    Amongst the worst is passing the trash where the school knows or suspects misconduct but allows the educator to resign.

    There have been some small reforms but not nearly enough.

    Most school boards can and do destroy their records after a few years and so all sorts of records about educator misconduct have been destroyed.

  13. LOL: He was “structuring”, i.e.: withdrawing less than $10K per transaction.

    The bank was required to report a pattern of withdrawals that it deemed to be a part of a pattern to avoid the $10K threshold.

    These reporting laws are part and parcel of the civil forfeiture statutes, and are the trigger mechanisms by which these statutes are invoked.

    The burden of showing that the withdrawals were not improper is not on the bank or the prosecutor, it’s on the person making making the withdrawal.

    That’s entirely inappropriate.

    If there’s a suspicion that the withdrawals, either over or under $10K are for a purpose for which the civil forfeiture provisions would apply, the burden should be on those who would allege the illegality.

  14. Steve, since when does illegality matter to the all
    mighty and powerful government – at any level ?

    Not when it comes to ” confiscating ” your property (your money).

    Apparently you and others have yet to take notice that we are, and have been, living in a Socialist country for over 100 years.

    Think 16th Amendment …

  15. Passing the trash certainly happened in Crystal Lake Grade School District 47.

    Back in the 1970’s, I believe.

    Can’t remember the name of the sex abuser who was principal at Lundahl.

    When he came back from Iowa, he was prosecuted.

  16. Cal, the principal at Lundahl was Virgil Laughlin.

    One of the victims came back and testified against him.

    He was later found dead in his apartment, natural causes they said.

  17. How many votes are being influenced by past and current behavior(s) not known by the general public?

    We have a new Hastert Rule.

    Is it being applied frequently in D.C.?


    McHenry County?

    Does this explain the behavior of Boehner?


  18. Questioning What Rule is the Hastert Rule?

    How does it read.

  19. Steve Reick – You are EXACTLY right on this in so many ways.

  20. Laughlin went to Jail, it was his victim found.

    I guess you would have to go back to Lundahl to see all the people that Virgil hired.

    Birds of a Feather.

  21. Hastert became a lobbyist right after retiring from Congress and if he wasn’t guilty he would not have resigned his lobbying job or paid that much.

    I think this is the tip of the iceberg and many more will come out throughout his career.

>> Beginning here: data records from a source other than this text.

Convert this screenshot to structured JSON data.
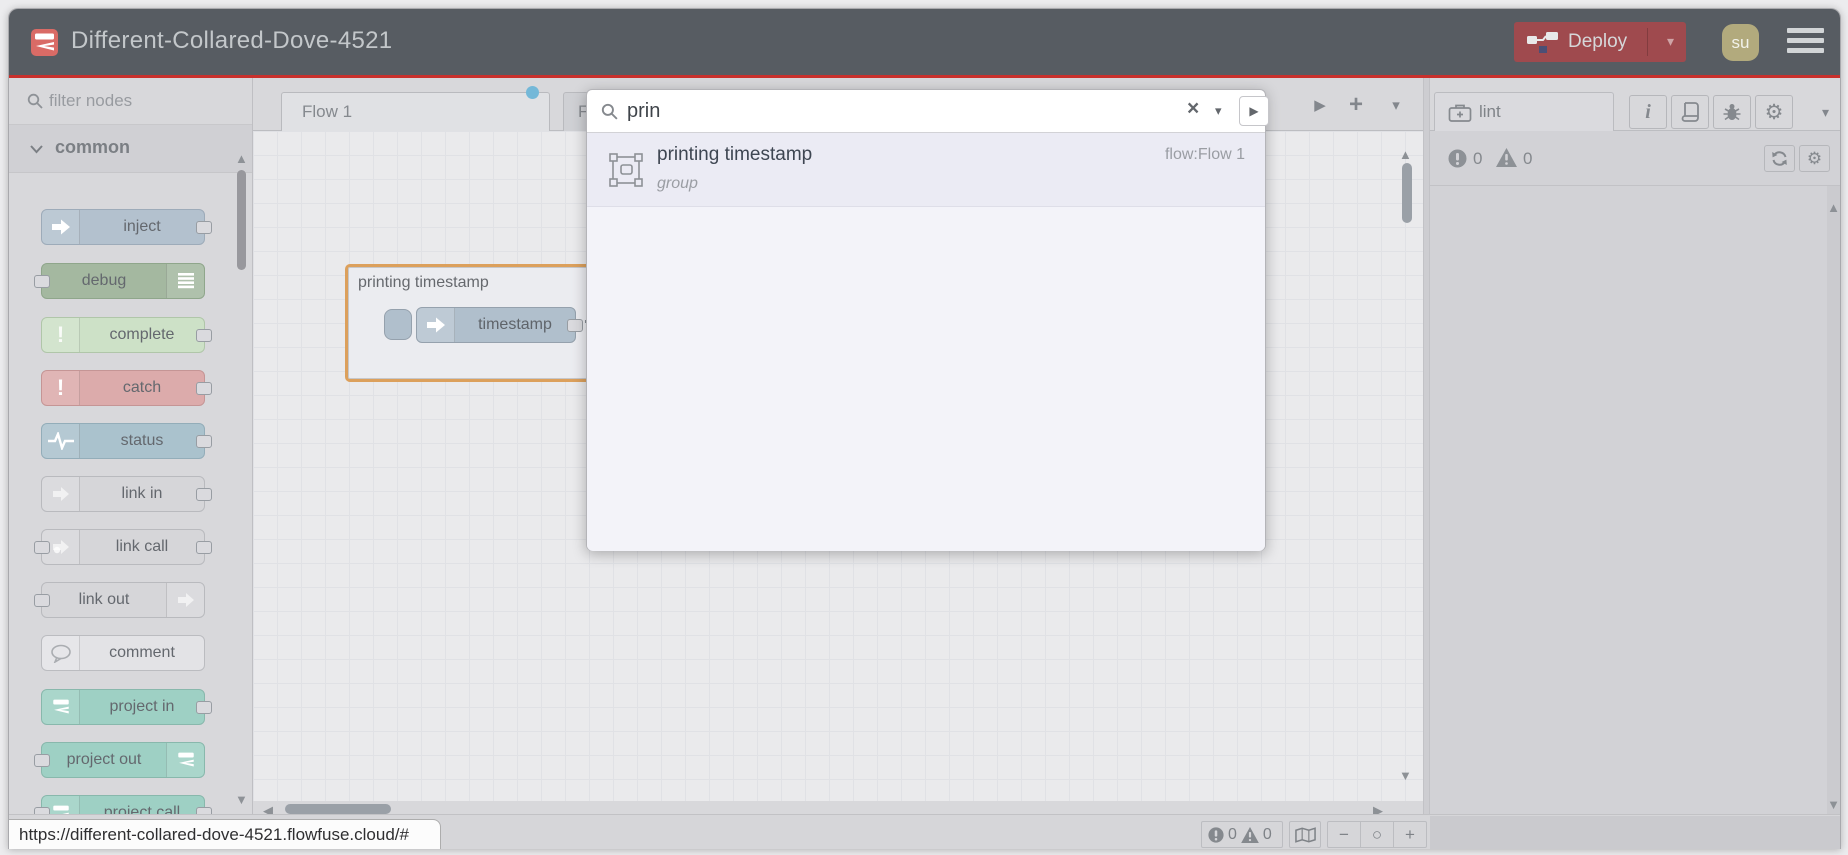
{
  "window": {
    "url_preview": "https://different-collared-dove-4521.flowfuse.cloud/#"
  },
  "header": {
    "title": "Different-Collared-Dove-4521",
    "deploy_label": "Deploy",
    "user_initials": "su"
  },
  "palette": {
    "filter_placeholder": "filter nodes",
    "category": "common",
    "nodes": [
      {
        "label": "inject"
      },
      {
        "label": "debug"
      },
      {
        "label": "complete"
      },
      {
        "label": "catch"
      },
      {
        "label": "status"
      },
      {
        "label": "link in"
      },
      {
        "label": "link call"
      },
      {
        "label": "link out"
      },
      {
        "label": "comment"
      },
      {
        "label": "project in"
      },
      {
        "label": "project out"
      },
      {
        "label": "project call"
      }
    ]
  },
  "workspace": {
    "tabs": [
      {
        "label": "Flow 1",
        "modified": true
      },
      {
        "label": "Fl"
      }
    ],
    "group": {
      "label": "printing timestamp",
      "node_label": "timestamp"
    },
    "footer": {
      "errors": "0",
      "warnings": "0"
    }
  },
  "search": {
    "query": "prin",
    "results": [
      {
        "title": "printing timestamp",
        "type": "group",
        "location": "flow:Flow 1"
      }
    ]
  },
  "sidebar": {
    "tab_label": "lint",
    "counts": {
      "errors": "0",
      "warnings": "0"
    }
  },
  "icons": {
    "chevron_down": "▾",
    "triangle_right": "▶",
    "triangle_left": "◀",
    "triangle_up": "▲",
    "triangle_down": "▼",
    "plus": "+",
    "clear": "×",
    "minus": "−",
    "circle": "○",
    "gear": "⚙",
    "exclamation": "!",
    "info": "i"
  },
  "colors": {
    "header_bg": "#575c62",
    "accent_red_line": "#c9302c",
    "deploy_bg": "#9f4a4e",
    "logo_bg": "#d96b66",
    "modified_dot": "#74b8d8",
    "group_selection": "#dca05c",
    "node_inject": "#b3c1ce",
    "node_debug": "#a4b8a0",
    "node_complete": "#cde1c7",
    "node_catch": "#dcabab",
    "node_status": "#aac2cd",
    "node_link": "#d6d6d9",
    "node_comment": "#e3e3e6",
    "node_project": "#9ed0c4",
    "search_row_bg": "#ebebf4"
  }
}
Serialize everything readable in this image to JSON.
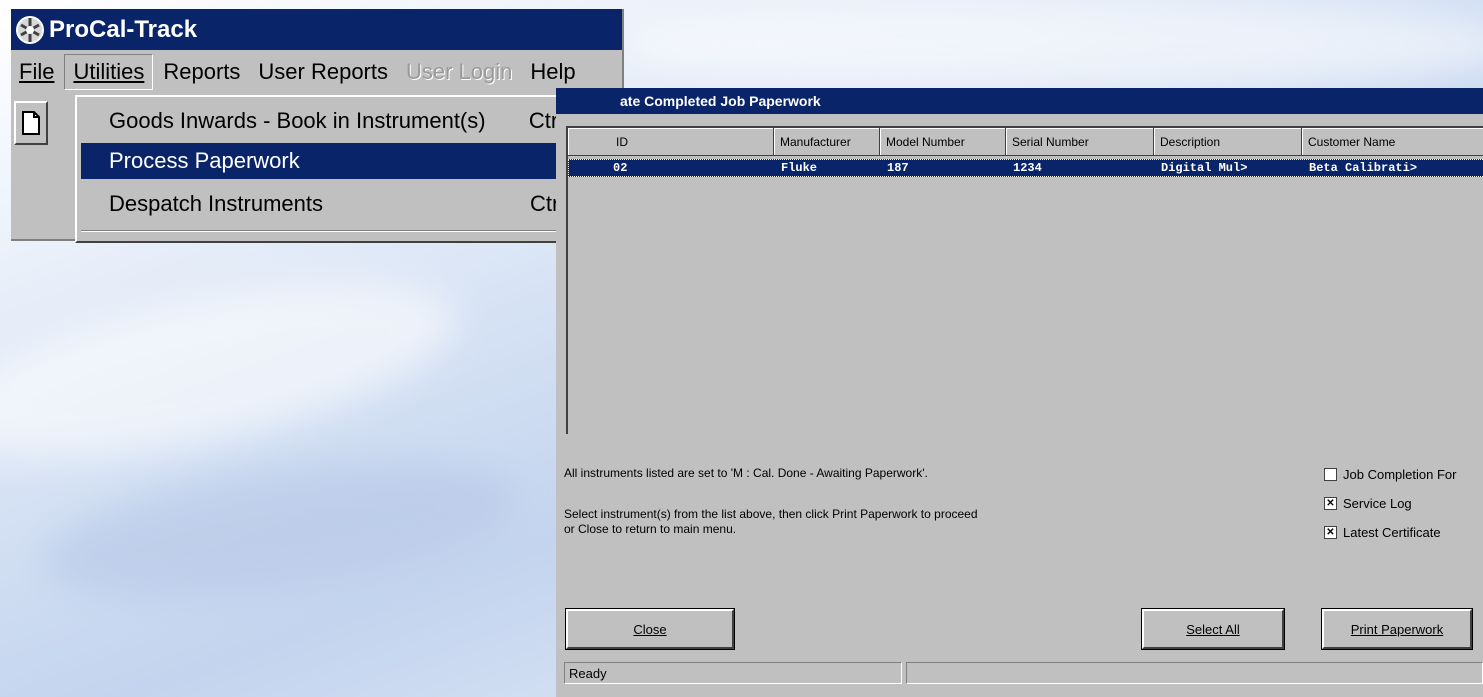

    The pathetic thing is he was sold as a replacement to Gingrich who was cheating on his crippled second wife and who was supposed to be replaced by Bob Livingston another republican who also had a sex scandal and they sold Hastert as squeaky clean.

    The house controlled by Republicans condemned and impeached Clinton who had sex with an adult intern but were hypocrites in their own lives and then run on Christian values and family values.

  22. Questioning the republicans constantly use the Hastert rule and that is one reason congress and the country is so corrupt along with both sides voting party lines instead of representing the people.

    The supreme court in Citizens United said money is free speech but the dirty dealings of K street and revolving door from congress to lobbyist will shake those who have their eyes closed open them.

    Don’t vote republican or democrat vote for someone who will vote the way you want.

  23. Karma and to all those who comment on this Blog.

    A must read for all of you is “The Franklin Cover-Up by John W. DeCamp.

    I think Hastert had his own cover-up for a long time.

  24. I looked at the book info on Amazon and I think after the president alluded to in that book more of the details will be released.

  25. Karma, John DeCamp was told to write the book, in order to stay alive.

    He was told by the Head of the CIA back then to write a book.

    Later the Head of the CIA was found dead, of course it was said it was an accident.

    I believe his name was William Colby.

    It is hard to remember all of this, but it is in the book.

Leave a Reply

Your email address will not be published. Required fields are marked *